Glory Over Everything : Beyond the Kitchen House by Kathleen Grissom
From the Publishers:
A novel of family and long-buried secrets along the treacherous Underground Railroad.
The author of the New York Times bestseller and beloved book club favorite The Kitchen House continues the story of Jamie Pyke, son of both a slave and master of Tall Oakes, whose deadly secret compels him to take a treacherous journey through the Underground Railroad.
Published in 2010, The Kitchen House became a grassroots bestseller. Fans connected so deeply to the book’s characters that the author, Kathleen Grissom, found herself being asked over and over “what happens next?” The wait is finally over.
This new, stand-alone novel opens in 1830, and Jamie, who fled from the Virginian plantation he once called home, is passing in Philadelphia society as a wealthy white silversmith. After many years of striving, Jamie has achieved acclaim and security, only to discover that his aristocratic lover Caroline is pregnant. Before he can reveal his real identity to her, he learns that his beloved servant Pan has been captured and sold into slavery in the South. Pan’s father, to whom Jamie owes a great debt, pleads for Jamie’s help, and Jamie agrees, knowing the journey will take him perilously close to Tall Oakes and the ruthless slave hunter who is still searching for him. Meanwhile, Caroline’s father learns and exposes Jamie’s secret, and Jamie loses his home, his business, and finally Caroline.
Heartbroken and with nothing to lose, Jamie embarks on a trip to a North Carolina plantation where Pan is being held with a former Tall Oakes slave named Sukey, who is intent on getting Pan to the Underground Railroad. Soon the three of them are running through the Great Dismal Swamp, the notoriously deadly hiding place for escaped slaves. Though they have help from those in the Underground Railroad, not all of them will make it out alive.
First of all, The Kitchen House was one of my book club selections awhile back. I thought I had reviewed it, but when I looked back, I guess I never did. I loved The Kitchen House and it made me very thankful that I live in modern times because I do not think I’m strong enough to have lived back in the 1800’s. You definitely could read Glory Over Everything without having read The Kitchen House but you would miss a wonderful book so I say go back and read The Kitchen House first.
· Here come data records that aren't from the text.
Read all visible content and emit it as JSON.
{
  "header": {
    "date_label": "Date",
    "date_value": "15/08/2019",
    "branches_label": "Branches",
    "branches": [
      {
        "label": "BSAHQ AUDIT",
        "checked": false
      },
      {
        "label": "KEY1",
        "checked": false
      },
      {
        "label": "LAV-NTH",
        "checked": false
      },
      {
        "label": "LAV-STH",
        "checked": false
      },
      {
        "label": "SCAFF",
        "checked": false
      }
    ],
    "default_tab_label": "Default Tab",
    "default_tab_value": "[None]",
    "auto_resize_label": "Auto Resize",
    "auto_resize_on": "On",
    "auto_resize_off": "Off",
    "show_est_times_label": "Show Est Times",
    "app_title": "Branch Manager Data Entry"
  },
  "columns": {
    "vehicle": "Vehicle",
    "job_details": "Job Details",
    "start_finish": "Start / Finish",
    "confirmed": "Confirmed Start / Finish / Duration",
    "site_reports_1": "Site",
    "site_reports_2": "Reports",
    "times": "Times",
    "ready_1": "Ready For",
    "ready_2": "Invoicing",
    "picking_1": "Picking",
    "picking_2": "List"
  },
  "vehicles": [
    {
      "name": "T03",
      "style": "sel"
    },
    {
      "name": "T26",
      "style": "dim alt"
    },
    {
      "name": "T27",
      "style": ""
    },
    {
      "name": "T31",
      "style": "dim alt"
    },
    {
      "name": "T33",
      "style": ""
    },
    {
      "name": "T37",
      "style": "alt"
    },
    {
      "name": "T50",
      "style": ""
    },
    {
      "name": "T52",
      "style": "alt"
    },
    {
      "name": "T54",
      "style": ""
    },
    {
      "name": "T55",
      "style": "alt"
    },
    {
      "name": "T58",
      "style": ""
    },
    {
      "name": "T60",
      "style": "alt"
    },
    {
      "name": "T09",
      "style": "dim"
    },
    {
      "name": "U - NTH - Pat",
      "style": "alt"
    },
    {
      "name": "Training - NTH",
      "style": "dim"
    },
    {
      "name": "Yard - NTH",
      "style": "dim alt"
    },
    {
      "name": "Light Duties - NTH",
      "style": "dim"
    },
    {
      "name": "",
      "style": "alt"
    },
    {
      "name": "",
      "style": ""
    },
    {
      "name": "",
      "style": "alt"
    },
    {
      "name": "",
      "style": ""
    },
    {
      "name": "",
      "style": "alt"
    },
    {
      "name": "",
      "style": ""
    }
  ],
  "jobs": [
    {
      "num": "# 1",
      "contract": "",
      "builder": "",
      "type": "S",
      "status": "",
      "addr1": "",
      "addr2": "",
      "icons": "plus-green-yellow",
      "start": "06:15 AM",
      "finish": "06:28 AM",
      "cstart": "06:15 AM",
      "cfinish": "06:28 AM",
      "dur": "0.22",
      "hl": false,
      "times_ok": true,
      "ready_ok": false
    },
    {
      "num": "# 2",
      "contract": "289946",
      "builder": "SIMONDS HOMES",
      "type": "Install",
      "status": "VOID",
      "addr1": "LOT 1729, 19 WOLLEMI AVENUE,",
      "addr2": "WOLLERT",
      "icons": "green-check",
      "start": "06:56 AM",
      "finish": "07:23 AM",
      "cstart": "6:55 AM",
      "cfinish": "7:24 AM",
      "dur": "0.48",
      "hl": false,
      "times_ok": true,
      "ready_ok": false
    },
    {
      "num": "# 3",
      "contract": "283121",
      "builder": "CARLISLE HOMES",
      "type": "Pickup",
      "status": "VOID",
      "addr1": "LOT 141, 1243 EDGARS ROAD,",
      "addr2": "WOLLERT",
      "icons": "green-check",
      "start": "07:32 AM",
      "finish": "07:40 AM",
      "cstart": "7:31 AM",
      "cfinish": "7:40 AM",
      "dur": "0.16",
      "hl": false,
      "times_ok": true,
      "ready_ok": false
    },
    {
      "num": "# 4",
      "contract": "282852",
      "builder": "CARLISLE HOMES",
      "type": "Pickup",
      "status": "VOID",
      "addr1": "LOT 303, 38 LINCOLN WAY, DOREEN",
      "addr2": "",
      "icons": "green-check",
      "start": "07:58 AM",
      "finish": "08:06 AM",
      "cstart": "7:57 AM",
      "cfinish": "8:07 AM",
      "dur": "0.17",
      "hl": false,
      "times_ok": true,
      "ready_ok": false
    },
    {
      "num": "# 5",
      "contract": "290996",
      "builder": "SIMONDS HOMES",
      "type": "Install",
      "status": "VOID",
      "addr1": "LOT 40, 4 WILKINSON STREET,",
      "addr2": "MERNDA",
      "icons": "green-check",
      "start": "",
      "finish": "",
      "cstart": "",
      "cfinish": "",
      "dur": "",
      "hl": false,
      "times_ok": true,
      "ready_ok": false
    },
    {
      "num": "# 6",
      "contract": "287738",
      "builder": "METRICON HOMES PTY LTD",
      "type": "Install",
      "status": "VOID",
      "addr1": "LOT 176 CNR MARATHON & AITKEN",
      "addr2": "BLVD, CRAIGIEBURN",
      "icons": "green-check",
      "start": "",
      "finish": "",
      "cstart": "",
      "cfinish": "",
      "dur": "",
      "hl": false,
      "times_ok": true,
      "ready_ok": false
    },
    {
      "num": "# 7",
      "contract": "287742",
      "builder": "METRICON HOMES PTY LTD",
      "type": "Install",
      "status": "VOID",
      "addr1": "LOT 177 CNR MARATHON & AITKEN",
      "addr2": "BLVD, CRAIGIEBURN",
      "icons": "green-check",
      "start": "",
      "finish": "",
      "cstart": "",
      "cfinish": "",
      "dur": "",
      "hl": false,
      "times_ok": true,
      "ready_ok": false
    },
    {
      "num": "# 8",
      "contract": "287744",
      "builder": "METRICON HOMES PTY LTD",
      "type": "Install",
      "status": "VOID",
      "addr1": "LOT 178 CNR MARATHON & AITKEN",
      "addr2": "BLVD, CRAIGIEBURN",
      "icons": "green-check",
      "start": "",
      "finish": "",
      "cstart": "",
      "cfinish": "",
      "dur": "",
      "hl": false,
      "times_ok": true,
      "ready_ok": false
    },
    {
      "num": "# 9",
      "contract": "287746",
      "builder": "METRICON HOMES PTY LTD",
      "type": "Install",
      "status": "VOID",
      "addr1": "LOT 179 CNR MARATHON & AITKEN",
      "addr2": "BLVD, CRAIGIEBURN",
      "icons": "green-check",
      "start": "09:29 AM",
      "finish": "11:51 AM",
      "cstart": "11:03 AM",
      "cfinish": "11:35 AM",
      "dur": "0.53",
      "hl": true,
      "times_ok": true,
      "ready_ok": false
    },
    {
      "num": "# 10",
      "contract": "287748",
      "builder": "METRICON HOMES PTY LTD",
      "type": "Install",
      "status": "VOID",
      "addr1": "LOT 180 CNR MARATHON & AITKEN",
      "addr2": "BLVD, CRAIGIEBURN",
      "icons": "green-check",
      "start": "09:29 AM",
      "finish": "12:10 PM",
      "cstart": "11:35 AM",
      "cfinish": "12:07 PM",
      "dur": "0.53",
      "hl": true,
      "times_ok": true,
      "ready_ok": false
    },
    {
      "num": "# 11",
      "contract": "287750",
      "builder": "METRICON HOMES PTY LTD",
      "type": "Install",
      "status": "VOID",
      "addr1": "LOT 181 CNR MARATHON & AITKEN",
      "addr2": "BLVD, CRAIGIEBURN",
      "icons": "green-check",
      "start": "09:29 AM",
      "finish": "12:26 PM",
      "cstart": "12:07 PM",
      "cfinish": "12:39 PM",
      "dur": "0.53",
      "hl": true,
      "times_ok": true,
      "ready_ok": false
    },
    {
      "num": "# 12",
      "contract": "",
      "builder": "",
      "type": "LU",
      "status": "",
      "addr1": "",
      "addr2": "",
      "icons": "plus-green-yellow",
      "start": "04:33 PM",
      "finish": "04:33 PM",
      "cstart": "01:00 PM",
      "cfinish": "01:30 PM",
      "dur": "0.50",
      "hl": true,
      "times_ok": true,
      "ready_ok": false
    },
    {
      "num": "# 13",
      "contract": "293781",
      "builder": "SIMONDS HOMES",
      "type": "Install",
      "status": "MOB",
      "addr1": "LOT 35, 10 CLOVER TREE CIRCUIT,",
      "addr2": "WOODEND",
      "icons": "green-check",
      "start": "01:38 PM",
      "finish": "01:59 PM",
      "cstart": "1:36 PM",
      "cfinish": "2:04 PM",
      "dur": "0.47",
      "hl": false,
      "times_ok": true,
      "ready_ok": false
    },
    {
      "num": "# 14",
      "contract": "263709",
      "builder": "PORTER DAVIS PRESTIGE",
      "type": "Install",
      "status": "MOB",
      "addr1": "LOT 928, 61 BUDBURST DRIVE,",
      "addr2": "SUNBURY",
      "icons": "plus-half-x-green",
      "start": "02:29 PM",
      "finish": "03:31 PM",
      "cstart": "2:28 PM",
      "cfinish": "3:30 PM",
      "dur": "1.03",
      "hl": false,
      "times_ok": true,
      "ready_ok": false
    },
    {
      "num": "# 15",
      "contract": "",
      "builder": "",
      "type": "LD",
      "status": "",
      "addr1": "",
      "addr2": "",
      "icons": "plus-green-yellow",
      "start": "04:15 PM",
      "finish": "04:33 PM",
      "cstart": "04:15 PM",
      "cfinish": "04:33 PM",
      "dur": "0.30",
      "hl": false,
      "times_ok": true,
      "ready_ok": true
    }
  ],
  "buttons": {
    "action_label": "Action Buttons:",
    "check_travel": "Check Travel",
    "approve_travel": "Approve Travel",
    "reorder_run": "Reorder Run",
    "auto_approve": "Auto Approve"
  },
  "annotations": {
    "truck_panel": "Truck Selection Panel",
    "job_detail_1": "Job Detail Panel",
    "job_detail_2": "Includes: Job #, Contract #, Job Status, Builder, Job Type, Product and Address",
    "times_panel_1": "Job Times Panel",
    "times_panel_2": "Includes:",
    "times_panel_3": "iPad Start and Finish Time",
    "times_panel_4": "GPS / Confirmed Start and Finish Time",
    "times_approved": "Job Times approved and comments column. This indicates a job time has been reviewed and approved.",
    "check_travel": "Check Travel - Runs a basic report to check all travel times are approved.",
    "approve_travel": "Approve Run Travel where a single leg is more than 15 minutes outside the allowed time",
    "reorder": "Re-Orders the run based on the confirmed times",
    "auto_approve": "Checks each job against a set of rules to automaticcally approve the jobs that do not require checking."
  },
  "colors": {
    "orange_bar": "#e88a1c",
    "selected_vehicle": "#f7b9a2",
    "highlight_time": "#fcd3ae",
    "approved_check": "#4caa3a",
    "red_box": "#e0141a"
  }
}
Glory Over Everything begins with Jamie (a character we met in The Kitchen House) all grown up and finding his way in his new world. There are flashbacks that help you find out what happened from the last time we met Jamie to where we find him now. It had been several months since I finished The Kitchen House so it took me awhile to remember where we left Jamie and what his circumstances were that had led him to that point.
Jamie has made himself a name in society but he has gotten himself in quite a pickle when he had a relationship with a married woman. While he’s dealing with all of this he finds that the young “slave” boy who stays with him as a favor to a friend has gone missing. While we are making our way through both of these story lines, we keep going into the past to learn how Jamie met this boy. The story is also told through several narrators. At times it is hard to keep the flashbacks straight from the present 1830’s and which narrator is talking but once you get the hang of it, it is very worth it.
Jamie ends up on quite the adventure trying to help people who he has come to love. Definitely pick this book up, but take time to go back and read The Kitchen House first.